<persistence-unit name="testPU" transaction-type="RESOURCE_LOCAL">
    <validation-mode>NONE</validation-mode> 
    ...
</persistence-unit>
...

Conclusion

As this post shows, JPA and BV API are integrated very well. Validating your entities before they are written to the database is a very powerful tool for improving data quality, as it ensures that all your persisted data adheres to the constraints of your object model.

I really recommend you to try it out yourself and of course I would be very happy on any feedback.

8 comments:

Anonymous said...

Great blogging on BV.
Can you use bean validation to validate session beans?
Can business logic be integrated into bean validation, e.g check account balance before doing a transaction?
Can use dependency injection in custom validators e.g for an entity manager to query a database?

Daniel

Gunnar Morling said...

Hi Daniel,

great to hear that you like the post :-)

* Generally the annotated fields/getter methods of any class can be validated, but there is no automatic validation of session beans as with entities, so you would have to do that on your own using the Validator API.

* You can implement arbitrary logic within custom validators, so you could call any existing business services upon validation.

* Using DI within custom validators can be realized by providing a custom ValidatorFactory.

Gunnar

Martin Kuhn said...

Is the source of your example downloadable?It would be really helpfull...
TIA
Martin

Gunnar Morling said...

Hi Martin,
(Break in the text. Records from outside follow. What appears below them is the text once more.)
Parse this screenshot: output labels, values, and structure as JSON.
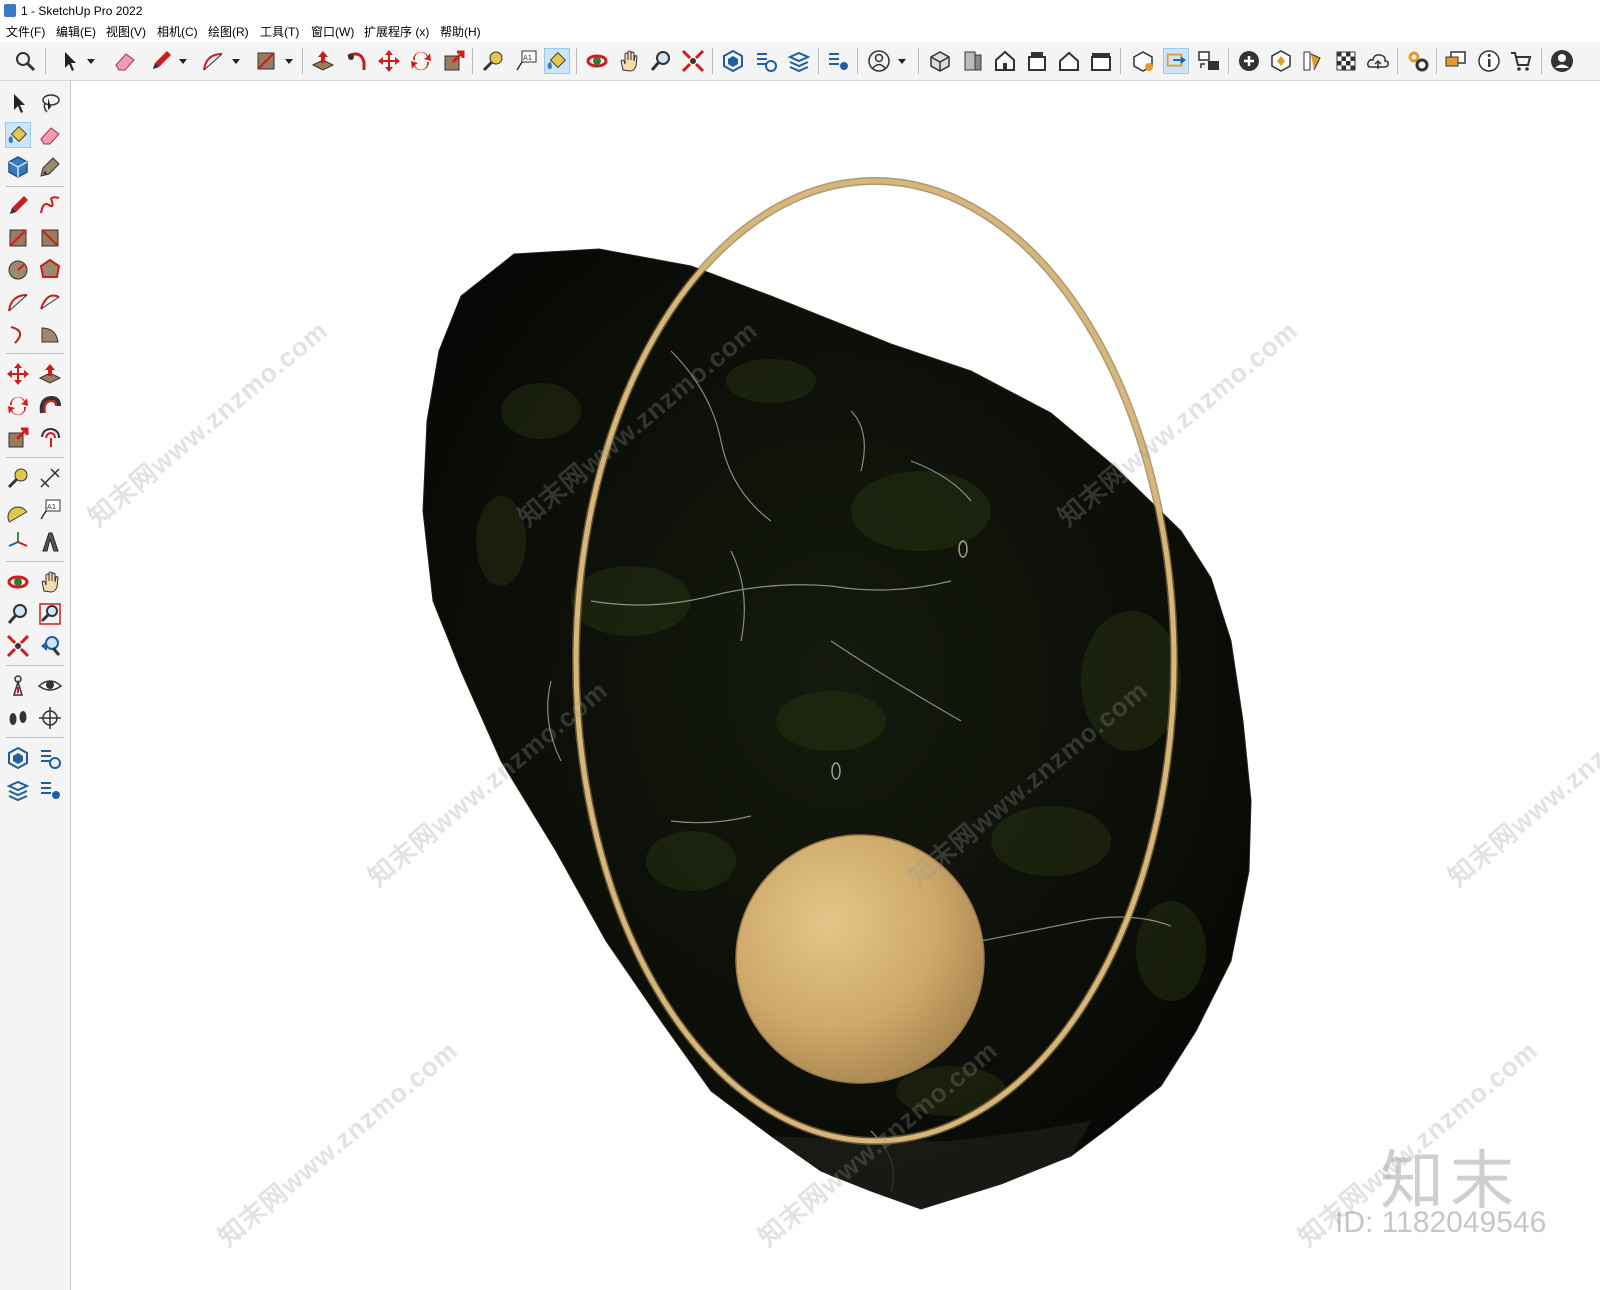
{
  "window": {
    "title": "1 - SketchUp Pro 2022"
  },
  "menu": [
    {
      "id": "file",
      "label": "文件(F)"
    },
    {
      "id": "edit",
      "label": "编辑(E)"
    },
    {
      "id": "view",
      "label": "视图(V)"
    },
    {
      "id": "camera",
      "label": "相机(C)"
    },
    {
      "id": "draw",
      "label": "绘图(R)"
    },
    {
      "id": "tools",
      "label": "工具(T)"
    },
    {
      "id": "window",
      "label": "窗口(W)"
    },
    {
      "id": "extensions",
      "label": "扩展程序 (x)"
    },
    {
      "id": "help",
      "label": "帮助(H)"
    }
  ],
  "toolbar": {
    "top_tools": [
      "search-icon",
      "select-icon",
      "eraser-icon",
      "pencil-icon",
      "arc-icon",
      "rectangle-icon",
      "push-pull-icon",
      "follow-me-icon",
      "move-icon",
      "rotate-icon",
      "scale-icon",
      "tape-measure-icon",
      "text-icon",
      "paint-bucket-icon",
      "orbit-icon",
      "pan-icon",
      "zoom-icon",
      "zoom-extents-icon",
      "warehouse-icon",
      "extension-warehouse-icon",
      "layout-icon",
      "model-info-icon",
      "user-icon",
      "iso-view-icon",
      "top-view-icon",
      "front-view-icon",
      "right-view-icon",
      "back-view-icon",
      "left-view-icon",
      "solid-tools-icon",
      "section-plane-icon",
      "scenes-icon",
      "add-location-icon",
      "sandbox-icon",
      "styles-icon",
      "shadows-icon",
      "cloud-icon",
      "settings-icon",
      "message-icon",
      "info-icon",
      "cart-icon",
      "account-icon"
    ],
    "active_top": "paint-bucket-icon",
    "active_left": "paint-bucket-icon"
  },
  "scene": {
    "rock_color": "#0b0d08",
    "ring_color": "#d6b67a",
    "sphere_color": "#d4b06e"
  },
  "watermark": {
    "text": "知末网www.znzmo.com",
    "logo": "知末",
    "id": "ID: 1182049546"
  }
}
I plan to put sources for some of my posts into my repo at github.org in the next time. What concerns this post, basically everything can be found in the listings. What part is missing for you?

Gunnar

Gunnar Morling said...

Martin,

I put the source code now into my github repo. You can find it here:


http://github.com/gunnarmorling/musings-of-a-programming-addict/tree/master/jpa2-bv-integration/


Gunnar

night-fairy-tales said...

Helpful post, Thanks

Anonymous said...

Hello,

Thank you for your helpful article !
I have several things to ask if you dont mind :

1. Conditional validation inside my Entity
For example, in my entity, i have 2 fields, registerDate and registerReference, that can be validated if the field registered is false. How can i achieve that ?

2. Any suggestion on how to internationalized the error messages in the validations for the entities?

3. Is it possible to reuse the the validations for the entities for the JSF beans that actually delegates the method calls to the entities, so that i dont have to redefine the validations on the JSF beans ?

Gunnar Morling said...

Anonymous: A bit late, but maybe these answers are still helpful:

1. You can use a class-level constraint to perform a validation based on multiple fields of a type.

2. I18N is considered at the core of BV. The error texts are taken from a resource bundle ValidationMessages which you can provide in all languages you need.

3. Copying constraints from one model to another is not possible in a portable way atm. You might consider using your entities in JSF as well so you don't have the need for copying constraint definitions at all. Alternatively you might have a look at MyFaces ExtVal, I think they provide some sort support for this feature.